Cannabis plants contain a compound called tetrahydrocannabivarin, or THCV. It has a similar structure to THC (tetrahydrocannabinol), the compound responsible for most of marijuana’s psychoactive effects. The “high” associated with marijuana is not produced by THCV, unlike THC. Instead, it has been shown to have potential therapeutic benefits such as appetite suppression, reducing seizures, and helping with weight loss.
THCV is found in varying levels in different strains of cannabis, with some strains having higher concentrations of the compound. It is considered a minor cannabinoid, with concentrations in most strains typically less than 1%. Strains with higher levels of THCV include Durban Poison, Pineapple Purps, and Jack the Ripper.

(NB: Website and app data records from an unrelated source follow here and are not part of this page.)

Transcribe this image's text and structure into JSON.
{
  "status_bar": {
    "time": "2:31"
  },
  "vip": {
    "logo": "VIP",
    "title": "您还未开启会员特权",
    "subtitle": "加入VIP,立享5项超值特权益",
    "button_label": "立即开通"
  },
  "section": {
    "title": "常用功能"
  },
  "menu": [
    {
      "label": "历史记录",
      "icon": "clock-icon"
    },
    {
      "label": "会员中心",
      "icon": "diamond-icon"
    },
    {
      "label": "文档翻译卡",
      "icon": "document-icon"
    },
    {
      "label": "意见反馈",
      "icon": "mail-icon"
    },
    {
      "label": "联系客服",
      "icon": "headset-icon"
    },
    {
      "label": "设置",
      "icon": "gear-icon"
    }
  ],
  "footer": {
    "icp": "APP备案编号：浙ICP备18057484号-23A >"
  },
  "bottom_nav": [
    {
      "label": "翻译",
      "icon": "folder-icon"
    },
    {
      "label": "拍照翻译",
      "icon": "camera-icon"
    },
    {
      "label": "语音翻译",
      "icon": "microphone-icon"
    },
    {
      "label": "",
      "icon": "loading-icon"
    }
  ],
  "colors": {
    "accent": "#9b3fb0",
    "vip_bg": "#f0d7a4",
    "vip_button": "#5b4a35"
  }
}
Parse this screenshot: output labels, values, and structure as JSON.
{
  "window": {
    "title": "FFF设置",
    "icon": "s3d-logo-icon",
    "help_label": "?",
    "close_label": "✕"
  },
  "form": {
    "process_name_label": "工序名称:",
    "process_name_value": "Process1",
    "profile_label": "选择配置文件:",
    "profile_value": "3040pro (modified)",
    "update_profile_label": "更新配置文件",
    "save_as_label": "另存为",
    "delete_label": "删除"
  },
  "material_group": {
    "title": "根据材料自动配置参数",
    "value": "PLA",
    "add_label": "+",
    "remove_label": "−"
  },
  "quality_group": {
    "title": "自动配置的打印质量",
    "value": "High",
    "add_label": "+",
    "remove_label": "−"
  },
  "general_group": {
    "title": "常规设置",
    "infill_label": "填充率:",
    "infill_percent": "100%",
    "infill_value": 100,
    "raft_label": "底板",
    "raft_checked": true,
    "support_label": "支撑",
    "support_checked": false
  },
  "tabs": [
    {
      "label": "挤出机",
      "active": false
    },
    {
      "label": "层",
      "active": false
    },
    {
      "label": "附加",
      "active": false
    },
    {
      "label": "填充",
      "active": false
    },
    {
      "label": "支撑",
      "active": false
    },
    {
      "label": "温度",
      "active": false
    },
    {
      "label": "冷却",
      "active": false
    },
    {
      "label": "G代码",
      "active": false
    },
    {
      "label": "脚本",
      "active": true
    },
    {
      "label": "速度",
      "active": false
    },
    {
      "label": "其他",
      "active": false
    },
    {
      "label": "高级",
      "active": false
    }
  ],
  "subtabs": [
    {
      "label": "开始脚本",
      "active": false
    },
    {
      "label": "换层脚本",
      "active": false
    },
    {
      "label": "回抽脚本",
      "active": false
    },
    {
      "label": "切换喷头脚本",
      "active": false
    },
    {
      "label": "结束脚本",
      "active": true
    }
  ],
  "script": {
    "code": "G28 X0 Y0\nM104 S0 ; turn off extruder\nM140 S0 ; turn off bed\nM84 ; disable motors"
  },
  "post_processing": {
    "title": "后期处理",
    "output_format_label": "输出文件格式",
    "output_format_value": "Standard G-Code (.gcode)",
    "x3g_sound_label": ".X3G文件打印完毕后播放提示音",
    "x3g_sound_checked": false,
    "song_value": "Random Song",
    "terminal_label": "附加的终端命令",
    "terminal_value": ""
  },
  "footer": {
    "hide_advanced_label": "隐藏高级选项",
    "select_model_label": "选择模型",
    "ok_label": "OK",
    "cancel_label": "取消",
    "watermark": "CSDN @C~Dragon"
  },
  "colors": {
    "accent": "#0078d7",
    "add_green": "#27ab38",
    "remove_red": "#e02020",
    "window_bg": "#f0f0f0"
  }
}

The exact mechanisms of action of THCV are not well understood, but research suggests that it may interact with the same receptors in the brain as THC and CBD, the two most well-known compounds found in the cannabis plant. However, THCV is thought to have a slightly different binding affinity for these receptors, which may account for its different effects.
Currently, there are no approved THCV-containing products, but it is gaining popularity in the wellness market as supplements and edibles. THCV is commonly ingested sublingually (under the tongue) or added to food and beverages as an oil.
THCV may have therapeutic benefits, but further research is needed to understand its effects and appropriate use. Additionally, as with any cannabis-derived product, THCV should be used with caution and under the guidance of a healthcare professional. THCV for sale is available online in the market.
How does THCV compare to THC?
Cannabis plants contain both THCV and THC, but their therapeutic potential and effects differ greatly.
Psychoactive effects are one of the main differences between the two. THC is the primary compound responsible for the “high” associated with marijuana use, while THCV is not known to produce this effect. Instead, it has been shown to have potential therapeutic benefits such as appetite suppression, reducing seizures, and helping with weight loss.
The brain’s CB1 and CB2 receptors are also different between the two compounds. It is known that THC and other cannabinoids act through these receptors. While both THC and THCV bind to these receptors, THCV has a slightly different binding affinity and may interact with the receptors differently. This is thought to be one of the reasons why THCV does not produce the same psychoactive effects as THC. Visit ATLRx to get more information about THCV.
In terms of medical use, THC is commonly used for conditions such as chronic pain, nausea, and muscle spasms. While THCV is still being researched, it is being studied for its potential use in treating conditions such as obesity, diabetes, and Parkinson’s disease.
THCV is considered a minor cannabinoid, with concentrations in most strains typically less than 1%. Strains with higher levels of THCV include Durban Poison, Pineapple Purps, and Jack the Ripper.
To fully understand the effects and appropriate use of THCV, more research is needed. As with any cannabis-derived product, it should be used with caution and under the guidance of a healthcare professional. Additionally, laws regarding cannabis and its derivatives vary by state and country, and it’s important to be aware of the legal status of THCV in your area before using it.